Last month, I decided it would be essential for me to wed myself. Not in theory, in practice. This wouldn’t be a thought experiment; it would be a marriage. And there would be a ring, flowers, an outfit, vows.
I’m acutely aware that I’ve been known to make grand declarations for best-laid plans every now and then. My mom likes to tell the story about how I declared resolutely that I was moving away to join the circus—the first she’d heard of this—to my pediatrician during a routine physical. My college friends (used to be able to) recount the number of times I’d vehemently sworn off dating to “prioritize personal growth”. Then there were the many times I was sure I’d be married by spring. I’d convert to Judaism. Move to Israel. Move to Ireland. Become a nun.
So, being adamant about my self-marriage scheme wasn’t off-brand— it was dramatic, and sensational, and romantic—it had all the markings of a classic decision inspired by familiar surges of equal parts fear and hope. Both absurd and logical and somehow a very good and not particularly great idea. But the whole thing was atypical in one critical way.
It’s good news when you reject things as they are
BY BECCA KRASKY
Our fall retreat day opened with listening to Good News by Sweet Honey in the Rock, and an invitation by our facilitator, Rev. Anne Dunlap (UCC) to embrace the good news: good news that we were about to spend the day, together with about forty volunteers and staff from several other Christian service-year programs, reflecting on how white supremacy and institutionalized racism surround us in Denver.

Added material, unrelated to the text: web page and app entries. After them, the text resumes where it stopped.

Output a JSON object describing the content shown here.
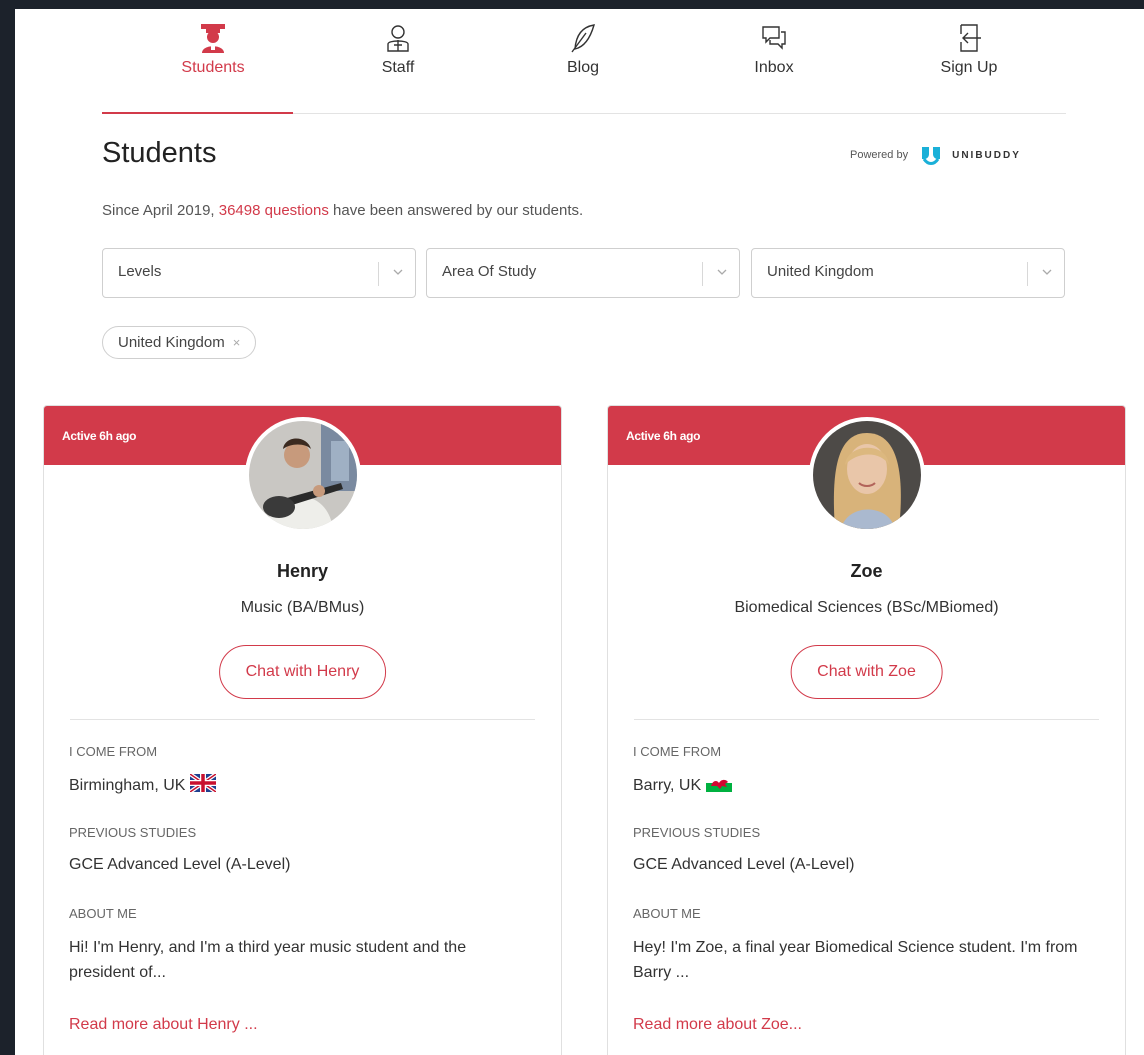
{
  "nav": {
    "items": [
      {
        "label": "Students",
        "icon": "graduate-icon"
      },
      {
        "label": "Staff",
        "icon": "staff-icon"
      },
      {
        "label": "Blog",
        "icon": "feather-icon"
      },
      {
        "label": "Inbox",
        "icon": "chat-bubbles-icon"
      },
      {
        "label": "Sign Up",
        "icon": "sign-in-icon"
      }
    ],
    "active": "Students"
  },
  "header": {
    "title": "Students",
    "powered_by": "Powered by",
    "brand": "UNIBUDDY"
  },
  "subtitle": {
    "prefix": "Since April 2019,",
    "highlight": "36498 questions",
    "suffix": "have been answered by our students."
  },
  "filters": [
    {
      "label": "Levels"
    },
    {
      "label": "Area Of Study"
    },
    {
      "label": "United Kingdom"
    }
  ],
  "active_chip": {
    "label": "United Kingdom",
    "remove": "×"
  },
  "accent_color": "#d23a4a",
  "cards": [
    {
      "status": "Active 6h ago",
      "name": "Henry",
      "course": "Music (BA/BMus)",
      "chat_label": "Chat with Henry",
      "from_label": "I COME FROM",
      "from_value": "Birmingham, UK",
      "flag": "uk-flag-icon",
      "prev_label": "PREVIOUS STUDIES",
      "prev_value": "GCE Advanced Level (A-Level)",
      "about_label": "ABOUT ME",
      "about_value": "Hi! I'm Henry, and I'm a third year music student and the president of...",
      "more": "Read more about Henry ..."
    },
    {
      "status": "Active 6h ago",
      "name": "Zoe",
      "course": "Biomedical Sciences (BSc/MBiomed)",
      "chat_label": "Chat with Zoe",
      "from_label": "I COME FROM",
      "from_value": "Barry, UK",
      "flag": "wales-flag-icon",
      "prev_label": "PREVIOUS STUDIES",
      "prev_value": "GCE Advanced Level (A-Level)",
      "about_label": "ABOUT ME",
      "about_value": "Hey! I'm Zoe, a final year Biomedical Science student. I'm from Barry ...",
      "more": "Read more about Zoe..."
    }
  ]
}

What are you up to these days?
"I’m currently the Pathology Clerk for a law firm in beautiful Athens, GA. I live with my partner, Dean, and our (fur) baby boy, Ringo. In my spare time I play Dungeons & Dragons, listen to podcasts, and dance Baile Folklorico."
How does your year as a Loretto Volunteer impact your life today?

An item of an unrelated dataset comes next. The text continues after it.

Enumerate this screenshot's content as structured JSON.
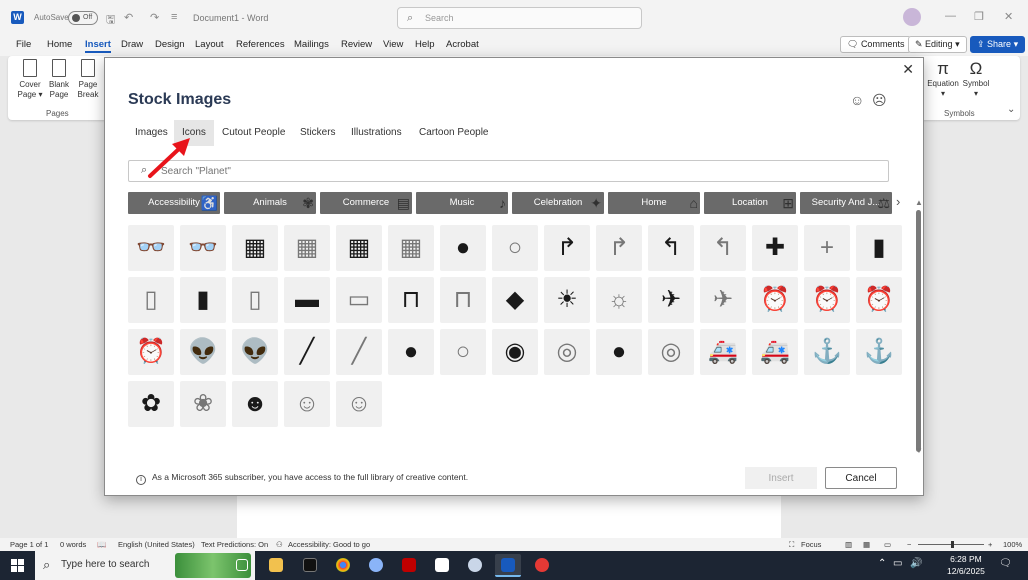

"My year with Loretto has taught me that even when I feel insignificant when fighting for a greater cause, my presence and my energy still makes an impact. My attendance at a community vigil or volunteering for a few hours at a local nonprofit may seem unimportant in the moment, but I know that solidarity in any form has a strong ripple effect."
What is a favorite memory or highlight from your volunteer year?

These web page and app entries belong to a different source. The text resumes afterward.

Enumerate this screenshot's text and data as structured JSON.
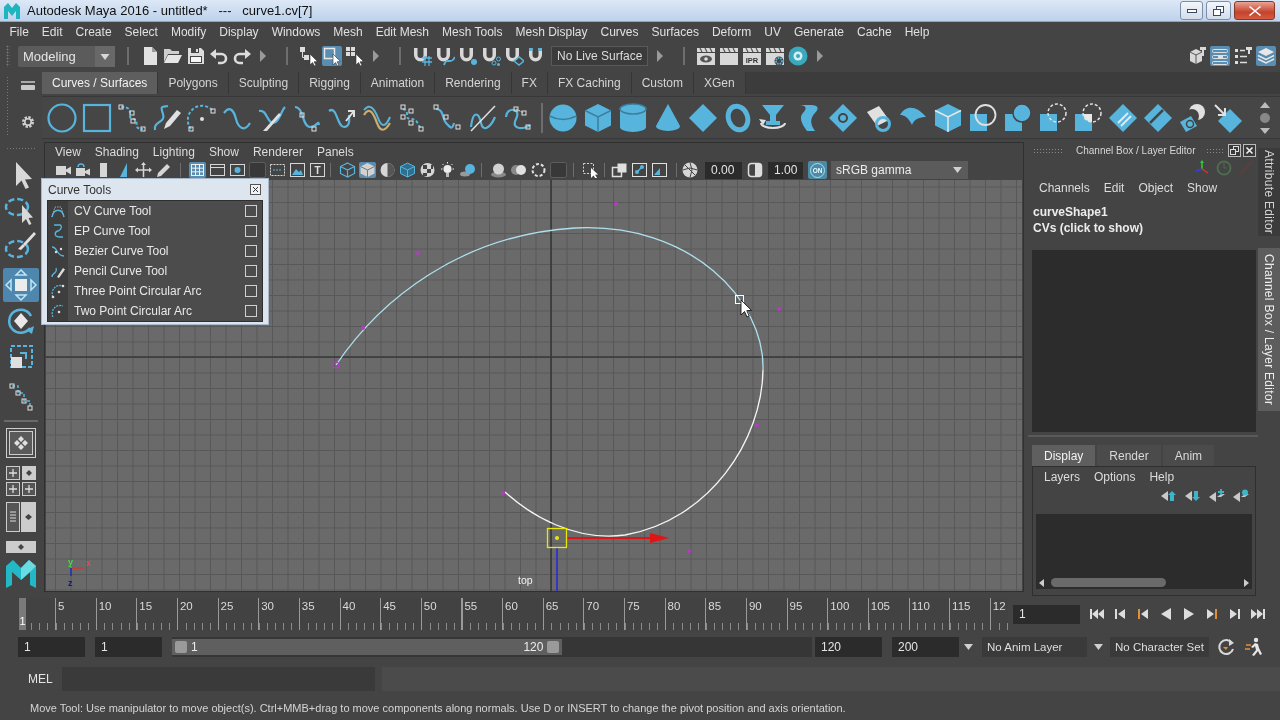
{
  "window": {
    "title": "Autodesk Maya 2016 - untitled*   ---   curve1.cv[7]"
  },
  "menu_bar": [
    "File",
    "Edit",
    "Create",
    "Select",
    "Modify",
    "Display",
    "Windows",
    "Mesh",
    "Edit Mesh",
    "Mesh Tools",
    "Mesh Display",
    "Curves",
    "Surfaces",
    "Deform",
    "UV",
    "Generate",
    "Cache",
    "Help"
  ],
  "status_line": {
    "menu_set": "Modeling",
    "selection_modes": [
      {
        "kind": "hierarchy",
        "selected": false
      },
      {
        "kind": "object",
        "selected": true
      },
      {
        "kind": "component",
        "selected": false
      }
    ],
    "live_surface": "No Live Surface",
    "ipr_label": "IPR",
    "panel_toggles": [
      {
        "kind": "modeling_toolkit",
        "on": false
      },
      {
        "kind": "attribute_editor",
        "on": true
      },
      {
        "kind": "tool_settings",
        "on": false
      },
      {
        "kind": "channel_box",
        "on": true
      }
    ]
  },
  "shelf": {
    "tabs": [
      {
        "label": "Curves / Surfaces",
        "selected": true
      },
      {
        "label": "Polygons",
        "selected": false
      },
      {
        "label": "Sculpting",
        "selected": false
      },
      {
        "label": "Rigging",
        "selected": false
      },
      {
        "label": "Animation",
        "selected": false
      },
      {
        "label": "Rendering",
        "selected": false
      },
      {
        "label": "FX",
        "selected": false
      },
      {
        "label": "FX Caching",
        "selected": false
      },
      {
        "label": "Custom",
        "selected": false
      },
      {
        "label": "XGen",
        "selected": false
      }
    ]
  },
  "toolbox": {
    "tools": [
      {
        "kind": "select",
        "selected": false
      },
      {
        "kind": "lasso",
        "selected": false
      },
      {
        "kind": "paint",
        "selected": false
      },
      {
        "kind": "move",
        "selected": true
      },
      {
        "kind": "rotate",
        "selected": false
      },
      {
        "kind": "scale",
        "selected": false
      },
      {
        "kind": "last_tool",
        "selected": false
      }
    ]
  },
  "viewport": {
    "menus": [
      "View",
      "Shading",
      "Lighting",
      "Show",
      "Renderer",
      "Panels"
    ],
    "toolbar": [
      {
        "kind": "camera",
        "on": false
      },
      {
        "kind": "camera_lock",
        "on": false
      },
      {
        "kind": "bookmark",
        "on": false
      },
      {
        "kind": "image_plane",
        "on": false
      },
      {
        "kind": "pan_2d",
        "on": false
      },
      {
        "kind": "grease_pencil",
        "on": false
      },
      {
        "kind": "grid",
        "on": true
      },
      {
        "kind": "film_gate",
        "on": false
      },
      {
        "kind": "resolution_gate",
        "on": false
      },
      {
        "kind": "gate_mask",
        "on": false
      },
      {
        "kind": "field_chart",
        "on": false
      },
      {
        "kind": "safe_action",
        "on": false
      },
      {
        "kind": "safe_title",
        "on": false,
        "label": "T"
      },
      {
        "kind": "wireframe",
        "on": false
      },
      {
        "kind": "smooth_shade",
        "on": true
      },
      {
        "kind": "flat_shade",
        "on": false
      },
      {
        "kind": "wireframe_on_shaded",
        "on": false
      },
      {
        "kind": "textures",
        "on": false
      },
      {
        "kind": "lights",
        "on": false
      },
      {
        "kind": "shadows",
        "on": false
      },
      {
        "kind": "ambient_occlusion",
        "on": false
      },
      {
        "kind": "motion_blur",
        "on": false
      },
      {
        "kind": "anti_aliasing",
        "on": false
      },
      {
        "kind": "depth_of_field",
        "on": false
      },
      {
        "kind": "isolate",
        "on": false
      },
      {
        "kind": "xray",
        "on": false
      },
      {
        "kind": "xray_joints",
        "on": false
      },
      {
        "kind": "xray_components",
        "on": false
      }
    ],
    "exposure": "0.00",
    "gamma": "1.00",
    "color_management": "ON",
    "color_space": "sRGB gamma",
    "axis_labels": [
      "y",
      "x",
      "z"
    ],
    "camera": "top"
  },
  "curve_tools": {
    "title": "Curve Tools",
    "items": [
      "CV Curve Tool",
      "EP Curve Tool",
      "Bezier Curve Tool",
      "Pencil Curve Tool",
      "Three Point Circular Arc",
      "Two Point Circular Arc"
    ]
  },
  "channel_box": {
    "title": "Channel Box / Layer Editor",
    "menus": [
      "Channels",
      "Edit",
      "Object",
      "Show"
    ],
    "node": "curveShape1",
    "components": "CVs (click to show)",
    "layer_tabs": [
      {
        "label": "Display",
        "selected": true
      },
      {
        "label": "Render",
        "selected": false
      },
      {
        "label": "Anim",
        "selected": false
      }
    ],
    "layer_menus": [
      "Layers",
      "Options",
      "Help"
    ]
  },
  "side_tabs": [
    {
      "label": "Attribute Editor",
      "selected": false
    },
    {
      "label": "Channel Box / Layer Editor",
      "selected": true
    }
  ],
  "time_slider": {
    "labels": [
      "5",
      "10",
      "15",
      "20",
      "25",
      "30",
      "35",
      "40",
      "45",
      "50",
      "55",
      "60",
      "65",
      "70",
      "75",
      "80",
      "85",
      "90",
      "95",
      "100",
      "105",
      "110",
      "115",
      "12"
    ],
    "current_frame": "1",
    "level": 0,
    "current_time": "1"
  },
  "range_slider": {
    "start": "1",
    "playback_start": "1",
    "range_start": "1",
    "range_end": "120",
    "level": 0.61,
    "playback_end": "120",
    "end": "200",
    "anim_layer": "No Anim Layer",
    "character_set": "No Character Set"
  },
  "command_line": {
    "language": "MEL"
  },
  "help_line": "Move Tool: Use manipulator to move object(s). Ctrl+MMB+drag to move components along normals. Use D or INSERT to change the pivot position and axis orientation."
}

"I think my favorite memory from my year was when a client farted in my face as she was getting up and reaching for her walker. It sounds completely absurd and it’s a bit of a long story, but in that moment I completely froze and thought to myself, “I have absolutely no training for this.” Haha! I realized that moment summed up a lot of my year, there were many difficult/strange/hilarious moments that no amount of training in the world could have prepared me for. In those times all you can do is be genuine and do your best. The client apologized, of course, but she said she wasn’t ashamed. '$&!@ happens!' she explained. All I could do was shrug and laugh because she was totally right, $&!@ DOES happen. 😅😅"
What's one resource or recipe you'd recommend to our current volunteers?
I recently found a recipe that shows you how to make box brownies taste homemade. I think this would be a godsend for current LoVos who are trying to treat themselves while still ballin’ on a budget!
BY REILLY REBHAHN
"Without community, there is no liberation."
Audre Lorde’s words stare at me from my felt-rainbow-letter-board hanging on the wall. It’s been almost three months since I chose that quote from a random post I’d seen online. “If I surround myself with positive messages in my office, everyone I meet with will feel better,” I thought back in August. My first few weeks at Empowerment, I decided to invest time and energy into creating that “good vibes” space. I started printing out any inspirational image I’d see online. “Oh,” I’d think with a tear in my eye, “a kitten on a branch and it says ‘Hang in there,’ this is perfect.” I felt myself forcing it. I wanted my office to be a lighthearted space-- and not to mention, my high-functioning anxieties over whether I was qualified enough to do my job were somewhat soothed with retail therapy. Volunteer life had been out to a rocky start, and I couldn’t remember why exactly I got this job.
In Their Own Words
We invite you to get to know Loretto Volunteers and the program here. Volunteers introduce themselves and reflect on their experiences.